Treasury markets (which directly influence CRE loan interest rates) recently reacted to President-elect Donald Trump’s pledges to boost infrastructure spending and cut taxes, moves which could boost growth as well as deficits—both seen as catalysts for higher inflation and inflation expectations. Threats to impose large tariffs against Chinese and Mexican imports would, if realized, also likely add to inflation expectations.
Nevertheless, interest rates would have to rise substantially for debt service coverage levels to become a CRE refinancing issue during the next two years. Interest rates remain below where most loans were originated in 2006 and 2007. Trepp, a leading data and analytics research firm, estimates that 96.5 percent of loans slated to mature through 2018 would, at current interest rates, be able to meet a customary 1.2x debt service coverage ratio. Trepp estimates that with a 100 basis point increase in interest rates, the proportion of loans meeting that DSCR hurdle would likely fall to 94 percent, and if rates climb by 200 bps, a further fall to 89.1 percent could be expected.
Difficulties remain, however. The Dodd-Frank and Basel III banking regulations enacted in the wake of the Great Recession made it somewhat more costly—in terms of required minimum capital reserves and liquidity—for banks to hold commercial real estate loans. Banks may thus have somewhat constricted capacity to refinance commercial mortgages. Moreover, new CMBS issuance in 2015 totaled only $95.6 billion, less than what had been expected.
The Wall Street Journal recently highlighted an example of the tightening of credit markets. Anthony D’Agostino recently struggled to refinance the loan he and three other doctors used to pay for the building that houses their private medical practices in Naples, Florida. They built the two-story, Spanish-style building with palm trees outside in 2006 with a $4.8 million loan that became part of a commercial mortgage-backed security. As the loan on the Banyan Professional Center neared maturity this spring, Dr. D’Agostino said a local bank he contacted offered steep terms, including a 20 percent down payment, and gave a low appraisal for the building, which limited how much the bank would lend. “It was ridiculous,” Dr. D’Agostino said. “We had never been late with payments, and our building is fully occupied. It should have been a no-brainer.”

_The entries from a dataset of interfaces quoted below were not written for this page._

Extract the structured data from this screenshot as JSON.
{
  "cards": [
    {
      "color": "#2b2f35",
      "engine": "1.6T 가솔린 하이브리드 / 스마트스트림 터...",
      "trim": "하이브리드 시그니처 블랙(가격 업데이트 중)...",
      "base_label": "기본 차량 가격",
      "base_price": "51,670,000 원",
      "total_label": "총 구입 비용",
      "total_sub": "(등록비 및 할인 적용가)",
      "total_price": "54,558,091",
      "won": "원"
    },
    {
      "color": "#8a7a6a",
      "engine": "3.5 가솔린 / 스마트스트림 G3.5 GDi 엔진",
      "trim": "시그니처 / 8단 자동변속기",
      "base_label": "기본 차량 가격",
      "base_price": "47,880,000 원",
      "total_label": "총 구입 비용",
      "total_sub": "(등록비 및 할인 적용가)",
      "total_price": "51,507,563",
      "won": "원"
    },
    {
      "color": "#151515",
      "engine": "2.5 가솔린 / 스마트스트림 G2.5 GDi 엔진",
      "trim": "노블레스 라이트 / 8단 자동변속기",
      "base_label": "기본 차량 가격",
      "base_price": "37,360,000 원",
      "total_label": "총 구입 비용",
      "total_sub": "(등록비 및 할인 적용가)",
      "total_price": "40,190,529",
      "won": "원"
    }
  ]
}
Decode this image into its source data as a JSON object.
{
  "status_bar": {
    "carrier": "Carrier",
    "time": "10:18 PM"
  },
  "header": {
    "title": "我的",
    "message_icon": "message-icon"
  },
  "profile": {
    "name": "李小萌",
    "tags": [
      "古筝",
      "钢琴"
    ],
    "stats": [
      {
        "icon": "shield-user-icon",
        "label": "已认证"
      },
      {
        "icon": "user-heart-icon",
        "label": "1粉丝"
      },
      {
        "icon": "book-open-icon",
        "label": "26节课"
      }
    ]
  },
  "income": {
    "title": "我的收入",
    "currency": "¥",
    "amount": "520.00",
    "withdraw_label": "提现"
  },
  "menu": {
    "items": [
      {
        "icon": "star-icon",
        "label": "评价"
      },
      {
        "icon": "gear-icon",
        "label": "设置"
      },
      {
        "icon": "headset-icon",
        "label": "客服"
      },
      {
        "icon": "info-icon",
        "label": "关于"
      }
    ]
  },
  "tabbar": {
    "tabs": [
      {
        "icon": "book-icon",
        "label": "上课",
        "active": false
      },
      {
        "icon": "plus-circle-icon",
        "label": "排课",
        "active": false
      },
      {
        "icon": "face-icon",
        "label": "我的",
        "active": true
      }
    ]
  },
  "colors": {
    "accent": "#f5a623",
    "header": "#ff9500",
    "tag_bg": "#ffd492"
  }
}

Online Marketplaces Continue to Change the CRE Lending Market
Helped by recent low interest rates, the CRE lending markets have managed to keep up with the worrying wall of maturities. Nevertheless, many real-estate owners who refinance their maturing debts will have to find alternative sources of funds, said Paul Fitzsimmons, head of CMBS research at Kroll Bond Rating Agency. Such waves of maturing CRE loans thus remain a source of some worry for some existing CMBS bondholders; a mini-wave of maturities of 5-year loans done in 2007 sent 2012 delinquency rates to an all-time high—and volume was only about half of the current expected wave.
This current wave presents opportunity for newer types of commercial loan originators. Online marketplaces such as RealtyShares may be well positioned to provide competitive bridge financings to refinance maturing loans. These new lenders of “bridge” and permanent loans to help prevent maturity defaults are well positioned to take up the slack to the extent that markets face capacity constraints.
These online lenders have already made big strides in providing competitive bridge financings that provide borrowers with the “runway-extending” financing needed to re-stabilize a property. Many of these lenders are increasingly moving toward permanent loans as well—and if the conventional lenders remain unable to adequately service the CRE market, the opportunity for these newer players will only increase.
If the supply-and-demand fundamentals remain favorable to lenders, then they should be able to extract a sufficient risk premium that reflects the limited supply of capital as compared to the underlying property risk. The next few years could, in fact, turn out to be a great time to be investing through these online lenders.